The problem is not all the nails are
rusty. This old style plank subfloor was nailed down without glue. The
trouble is that you get nail pop which leads to squeaky floors. It’s
unusual to see diagonal plank subfloors in a house built in 1971.
However that’s the case here. Usually houses built from the 1970s on
have sheet OSB subfloor. I’m finding a lot of outdated building methods
in this duplex
Solution: check all planks with hammer slam. pull loose nails and screw down
I call this a checkpoint. Every project needs checkpoints. Some people do these without even thinking about it. ( See @johnataction for business coaching.) It’s usually when I pull out my vacuum cleaner. I check to see if there’s any items that have been missed; possibly additional costs. Measurements are taken at this point and plans for the new build, material options are considered – basically “Are we on track with this project? ” After I’ve done this it’s time to go shopping. If it’s a paying job I enjoy it since I’m spending someone else’s money. In this case it’s my own bathroom. In either case I’m very conscious of value and price of materials.
I took a short-term contract with Statistics Canada working on the national census that is carried out every 5 years. I thought I’d do my part by syndicating on of their videos that they produce to educate Canadians on what the census data is used for. I gotta say that the back-drop for the video reminded me of a kid’s show. Maybe we should NOT start acting our age?

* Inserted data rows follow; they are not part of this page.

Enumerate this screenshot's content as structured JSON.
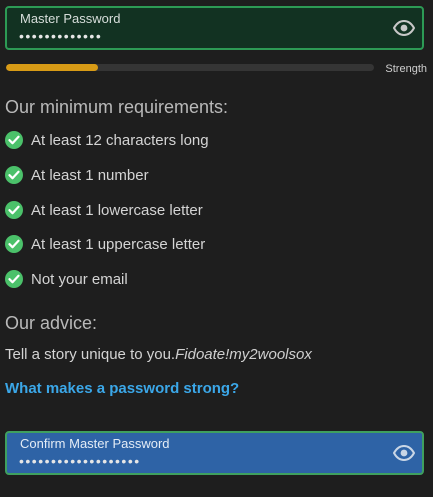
{
  "master_password": {
    "label": "Master Password",
    "value": "•••••••••••••",
    "reveal_icon": "eye-icon"
  },
  "strength": {
    "label": "Strength",
    "level_percent": 25,
    "color": "#d89b16"
  },
  "requirements": {
    "heading": "Our minimum requirements:",
    "items": [
      {
        "label": "At least 12 characters long",
        "met": true
      },
      {
        "label": "At least 1 number",
        "met": true
      },
      {
        "label": "At least 1 lowercase letter",
        "met": true
      },
      {
        "label": "At least 1 uppercase letter",
        "met": true
      },
      {
        "label": "Not your email",
        "met": true
      }
    ],
    "check_color": "#4bc16a"
  },
  "advice": {
    "heading": "Our advice:",
    "text": "Tell a story unique to you.",
    "example": "Fidoate!my2woolsox",
    "link": "What makes a password strong?"
  },
  "confirm_password": {
    "label": "Confirm Master Password",
    "value": "•••••••••••••••••••",
    "reveal_icon": "eye-icon"
  }
}
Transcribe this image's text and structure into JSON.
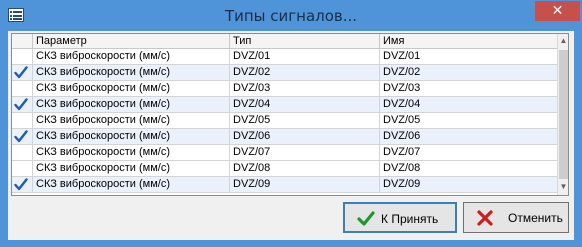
{
  "window": {
    "title": "Типы сигналов...",
    "close_glyph": "✕"
  },
  "table": {
    "columns": [
      "",
      "Параметр",
      "Тип",
      "Имя"
    ],
    "rows": [
      {
        "checked": false,
        "param": "СКЗ виброскорости (мм/с)",
        "type": "DVZ/01",
        "name": "DVZ/01"
      },
      {
        "checked": true,
        "param": "СКЗ виброскорости (мм/с)",
        "type": "DVZ/02",
        "name": "DVZ/02"
      },
      {
        "checked": false,
        "param": "СКЗ виброскорости (мм/с)",
        "type": "DVZ/03",
        "name": "DVZ/03"
      },
      {
        "checked": true,
        "param": "СКЗ виброскорости (мм/с)",
        "type": "DVZ/04",
        "name": "DVZ/04"
      },
      {
        "checked": false,
        "param": "СКЗ виброскорости (мм/с)",
        "type": "DVZ/05",
        "name": "DVZ/05"
      },
      {
        "checked": true,
        "param": "СКЗ виброскорости (мм/с)",
        "type": "DVZ/06",
        "name": "DVZ/06"
      },
      {
        "checked": false,
        "param": "СКЗ виброскорости (мм/с)",
        "type": "DVZ/07",
        "name": "DVZ/07"
      },
      {
        "checked": false,
        "param": "СКЗ виброскорости (мм/с)",
        "type": "DVZ/08",
        "name": "DVZ/08"
      },
      {
        "checked": true,
        "param": "СКЗ виброскорости (мм/с)",
        "type": "DVZ/09",
        "name": "DVZ/09"
      }
    ]
  },
  "buttons": {
    "ok_label": "К Принять",
    "cancel_label": "Отменить"
  },
  "colors": {
    "titlebar": "#4f93d8",
    "close": "#c7504a",
    "check": "#1e5bb5",
    "alt_row": "#eaf1fb"
  },
  "icons": {
    "system": "list-window-icon",
    "check": "checkmark-icon",
    "ok": "green-check-icon",
    "cancel": "red-x-icon"
  }
}
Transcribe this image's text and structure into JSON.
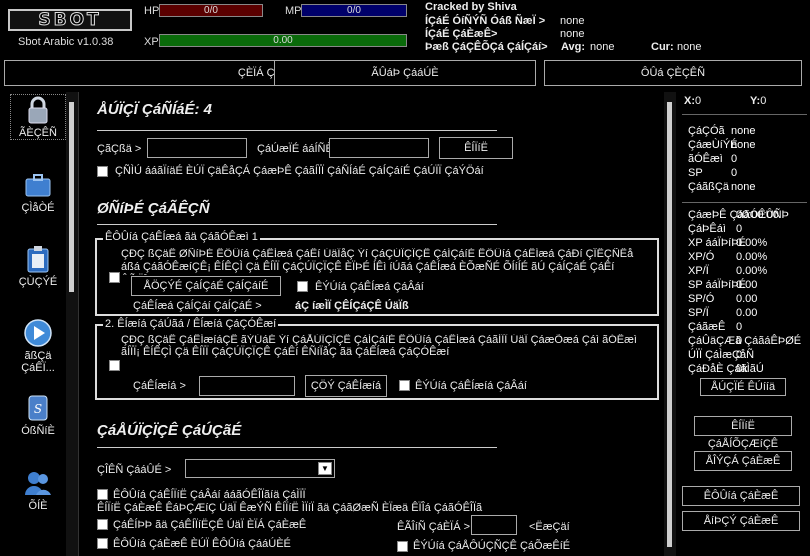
{
  "app": {
    "logo": "SBOT",
    "version": "Sbot Arabic v1.0.38"
  },
  "bars": {
    "hp_label": "HP",
    "hp_value": "0/0",
    "mp_label": "MP",
    "mp_value": "0/0",
    "xp_label": "XP",
    "xp_value": "0.00"
  },
  "header_info": {
    "cracked": "Cracked by Shiva",
    "line1_label": "ÍÇáÉ ÓíÑÝÑ Óáß ÑæÏ  >",
    "line1_value": "none",
    "line2_label": "ÍÇáÉ ÇáÈæÊ>",
    "line2_value": "none",
    "line3_label": "Þæß ÇáÇÊÕÇá ÇáÍÇáí>",
    "line3_value": "none",
    "avg_label": "Avg:",
    "avg_value": "none",
    "cur_label": "Cur:",
    "cur_value": "none"
  },
  "top_tabs": [
    "ÇÈÏÁ ÇááÚÈ",
    "ÃÛáÞ ÇááÚÈ",
    "ÔÛá ÇÈÇÊÑ"
  ],
  "nav": [
    {
      "label": "ÃÈÇÊÑ",
      "icon": "lock-icon"
    },
    {
      "label": "ÇÌåÒÉ",
      "icon": "briefcase-icon"
    },
    {
      "label": "ÇÙÇÝÉ",
      "icon": "clipboard-icon"
    },
    {
      "label": "ãßÇä ÇáÊÏ...",
      "icon": "play-icon"
    },
    {
      "label": "ÓßÑíÈ",
      "icon": "script-icon"
    },
    {
      "label": "ÕÍÈ",
      "icon": "users-icon"
    }
  ],
  "main": {
    "section1_title": "ÅÚÏÇÏ ÇáÑÍáÉ: 4",
    "field_place_label": "ÇãÇßä >",
    "field_return_label": "ÇáÚæÏÉ ááÍÑÈ >",
    "field_place_value": "",
    "field_return_value": "",
    "check_btn": "ÊÍÏíË",
    "option1": "ÇÑÌÚ ááãÏíäÉ ÈÚÏ ÇäÊåÇÁ ÇáæÞÊ ÇáãÍÏÏ ÇáÑÍáÉ ÇáÍÇáíÉ ÇáÚÏÏ ÇáÝÖáí",
    "section2_title": "ØÑíÞÉ ÇáÃÊÇÑ",
    "group1_legend": "ÊÔÛíá ÇáÊÍæá ãä ÇáãÓÊæì 1",
    "group1_text": "ÇÐÇ ßÇäÊ ØÑíÞÉ ÊÔÛíá ÇáÊÍæá ÇáÊí ÚäÏåÇ Ýí ÇáÇÚÏÇÏÇÊ ÇáÍÇáíÉ ÊÔÛíá ÇáÊÍæá ÇáÐí ÇÎÊÇÑÊå áßá ÇáãÓÊæíÇÊ¡ ÊÍÊÇÌ Çä ÊÍÏÏ ÇáÇÚÏÇÏÇÊ ÈÏÞÉ ÍÊì íÚãá ÇáÊÍæá ÈÕæÑÉ ÕÍíÍÉ ãÚ ÇáÍÇáÉ ÇáÊí ÊÑíÏåÇ",
    "group1_btn": "ÅÖÇÝÉ ÇáÍÇáÉ ÇáÍÇáíÉ ááÊÍæá",
    "group1_check": "ÊÝÚíá ÇáÊÍæá ÇáÂáí",
    "group1_sub_label": "ÇáÊÍæá ÇáÍÇáí ÇáÍÇáÉ >",
    "group1_sub_value": "áÇ íæÌÏ ÇÊÍÇáÇÊ ÚäÏß",
    "group2_legend": "2. ÊÍæíá ÇáÚãá / ÊÍæíá ÇáÇÓÊæí",
    "group2_text": "ÇÐÇ ßÇäÊ ÇáÊÍæíáÇÊ ãÝÚáÉ Ýí ÇáÅÚÏÇÏÇÊ ÇáÍÇáíÉ ÊÔÛíá ÇáÊÍæá ÇáãÍÏÏ ÚäÏ ÇáæÕæá Çáì ãÓÊæì ãÍÏÏ¡ ÊÍÊÇÌ Çä ÊÍÏÏ ÇáÇÚÏÇÏÇÊ ÇáÊí ÊÑíÏåÇ ãä ÇáÊÍæá ÇáÇÓÊæí",
    "group2_sub_label": "ÇáÊÍæíá >",
    "group2_sub_value": "",
    "group2_btn": "ÇÖÝ ÇáÊÍæíá",
    "group2_check": "ÊÝÚíá ÇáÊÍæíá ÇáÂáí",
    "section3_title": "ÇáÅÚÏÇÏÇÊ ÇáÚÇãÉ",
    "lang_label": "ÇÎÊÑ ÇááÛÉ  >",
    "lang_value": "",
    "opt_a": "ÊÔÛíá ÇáÊÍÏíË ÇáÂáí ááãÓÊÎÏãíä ÇáÌÏÏ",
    "opt_a_desc": "ÊÍÏíË ÇáÈæÊ ÊáÞÇÆíÇ ÚäÏ ÊæÝÑ ÊÍÏíË ÌÏíÏ ãä ÇáãØæÑ ÈÏæä ÊÏÎá ÇáãÓÊÎÏã",
    "opt_b": "ÇáÊÍÞÞ ãä ÇáÊÍÏíËÇÊ ÚäÏ ÈÏÁ ÇáÈæÊ",
    "opt_c": "ÊÔÛíá ÇáÈæÊ ÈÚÏ ÊÔÛíá ÇááÚÈÉ",
    "delay_label": "ÊÃÎíÑ ÇáÈÏÁ  >",
    "delay_value": "",
    "delay_unit": "<ËæÇäí",
    "opt_d": "ÊÝÚíá ÇáÅÔÚÇÑÇÊ ÇáÕæÊíÉ"
  },
  "right": {
    "x_label": "X:",
    "x_value": "0",
    "y_label": "Y:",
    "y_value": "0",
    "stats1": [
      {
        "label": "ÇáÇÓã",
        "value": "none"
      },
      {
        "label": "ÇáæÙíÝÉ",
        "value": "none"
      },
      {
        "label": "ãÓÊæì",
        "value": "0"
      },
      {
        "label": "SP",
        "value": "0"
      },
      {
        "label": "ÇáãßÇä",
        "value": "none"
      }
    ],
    "stats2": [
      {
        "label": "ÇáæÞÊ ÇáãÓÊÛÑÞ",
        "value": "00:00:00"
      },
      {
        "label": "ÇáÞÊáì",
        "value": "0"
      },
      {
        "label": "XP ááÏÞíÞÉ",
        "value": "0.00%"
      },
      {
        "label": "XP/Ó",
        "value": "0.00%"
      },
      {
        "label": "XP/Ï",
        "value": "0.00%"
      },
      {
        "label": "SP ááÏÞíÞÉ",
        "value": "0.00"
      },
      {
        "label": "SP/Ó",
        "value": "0.00"
      },
      {
        "label": "SP/Ï",
        "value": "0.00"
      },
      {
        "label": "ÇáãæÊ",
        "value": "0"
      },
      {
        "label": "ÇáÛäÇÆã ÇáãáÊÞØÉ",
        "value": "0"
      },
      {
        "label": "ÚÏÏ ÇáÌæÇåÑ",
        "value": "0"
      },
      {
        "label": "ÇáÐåÈ ÇáãÌãÚ",
        "value": "0k"
      }
    ],
    "btn_reset": "ÅÚÇÏÉ ÊÚííä",
    "btn_show_xp": "ÊÍÏíË ÇáÅÍÕÇÆíÇÊ",
    "btn_hide": "ÅÎÝÇÁ ÇáÈæÊ",
    "btn_start": "ÊÔÛíá ÇáÈæÊ",
    "btn_stop": "ÅíÞÇÝ ÇáÈæÊ"
  }
}
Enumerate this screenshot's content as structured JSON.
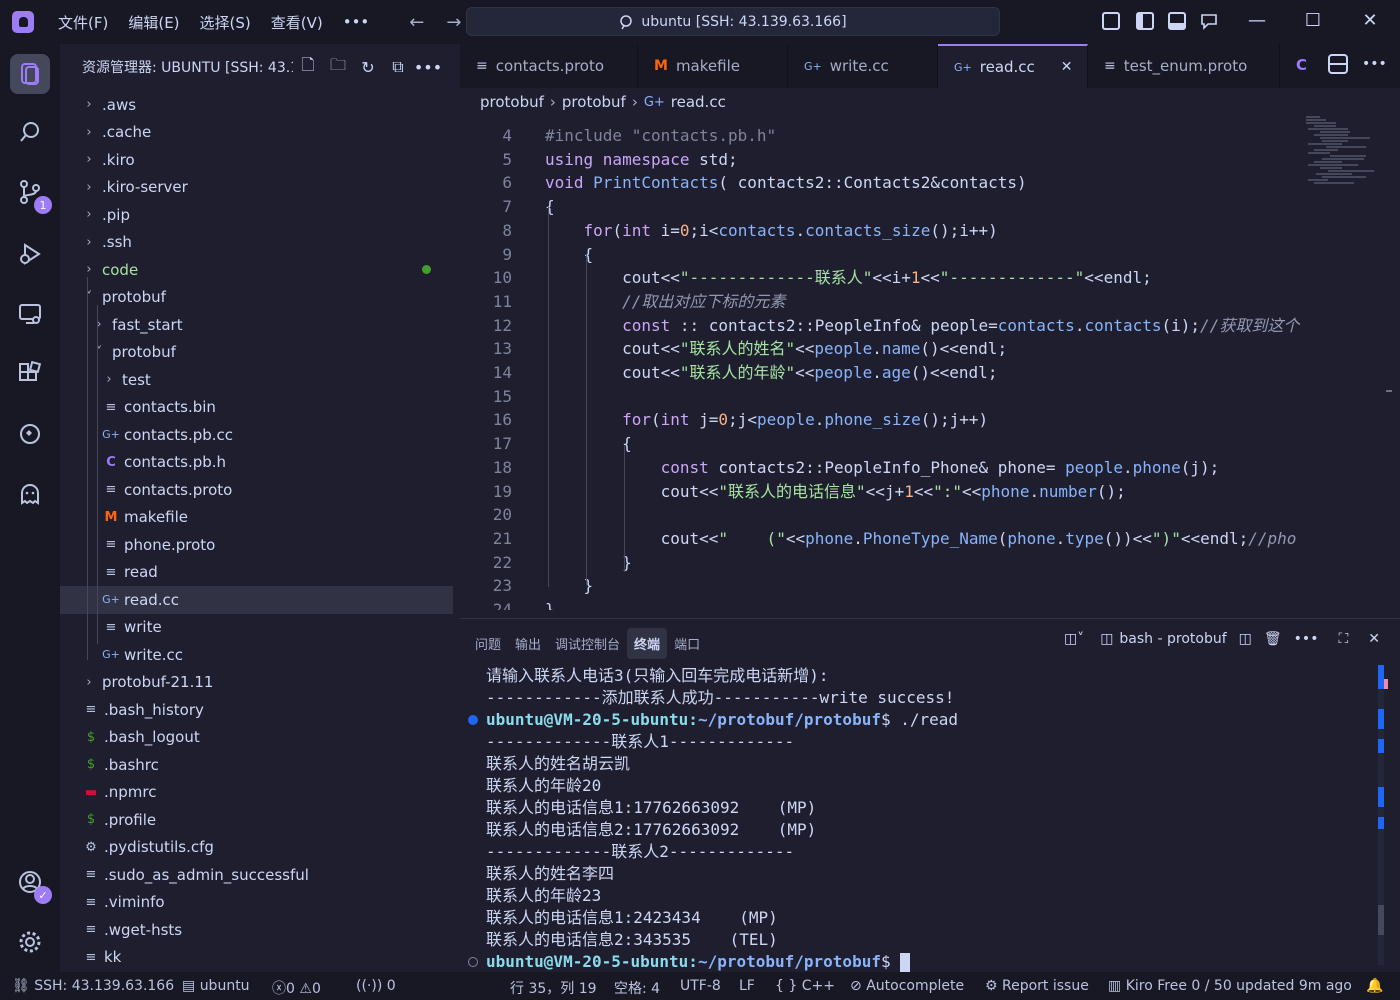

In case you haven’t heard, there’s a slump in the oil prices around my neck of the woods. Alberta, Canada that is. Frankly I haven’t a clue what the prices are doing around the world. It’s been quite a while since I was working directly in the oil patch. My go-to source was “The DOB”, the Daily Oil Bulletin which was delivered daily to my place of work.
I took a look at the DOB online just now. West Texas crude is under $50. Yikes! It doesn’t matter if you work at Walmart or Syncrude, the oil industry affects all Albertans. It’s the biggest industry in the province, agriculture being next biggest. I make websites and do small carpentry projects. The chances are that my clients are directly or indirectly working for the oil industry. That makes me indirectly affected by the oil industry. So yes, I’m concerned. People can loose their income right in the middle of a renovation and that “budget” the customer and I talked about is flying out the window. Getting paid on time is questionable.
It comes down to trusting each other, which I’ve wrote about here. I trust my clients in the same way that they trust me to do a good job. There are con-artists out there but not very many. I think most people are good and want to be fair. I use an online system to send out automatically generated reminder emails, and if necessary, calculate interest charges for late payments.
Most credit houses have no problem leaving their sympathy in the trash bin. I can’t do that…easily. but If I’m borrowing money to cover materials my client has not paid for, then I’m going to add it to the clients bill. That’s fair. A business coach told me “leave the emotion out of estimates and billing”. It’s hard to do for me. I know lay-offs happen in the oil patch – I worked there. It’s not helping when interest charges are added to an outstanding bill. I/we/they are not doing it to be nasty or mean – except for Banks, VISA and MasterCard.
There’s good news! Gasoline prices are under 80 cents a litre, (I’m not going to convert that for any people in the USA. Or apologize! Sorry)
I thought I’d do my part for a friend who is putting together a lecture for the benefit of anyone interested in law, first nations studies, and Alberta Heritage.
Ruth Gorman is the person-of-interest in this lecture. A book about her work with First Nations has been published:
Behind the Man: John Laurie, Ruth Gorman, and the Indian Vote in Canada
About the Author
Dr. Ruth Gorman, O.C., B.A., LL.B (1914-2002) was a proud lifelong Calgarian. She enjoyed being the editor and publisher of the magazine My Golden West. Throughout her professional life, Dr. Gorman willingly provided volunteer services for Aboriginal issues, the disabled, and others in need. She was honoured with the title of Queen Mother of the Cree and Princess of the Stoney Indian Tribe of Alberta.
Frits Pannekoek is the president of Athabasca University. He has published extensively in the areas of western Canadian, Aboriginal, and Métis history, as well as information and communications studies.
There is a lecture going on at the Royal Alberta Museum. Free and open to the public, the event is targeting law students who are focusing on native issues. Most of the land claims and socioeconomic issues surrounding Canada’s first people are hinged on the laws we create in Canada. Hopefully this lecture will educate me and anyone else who attends. I hope you’ll join me.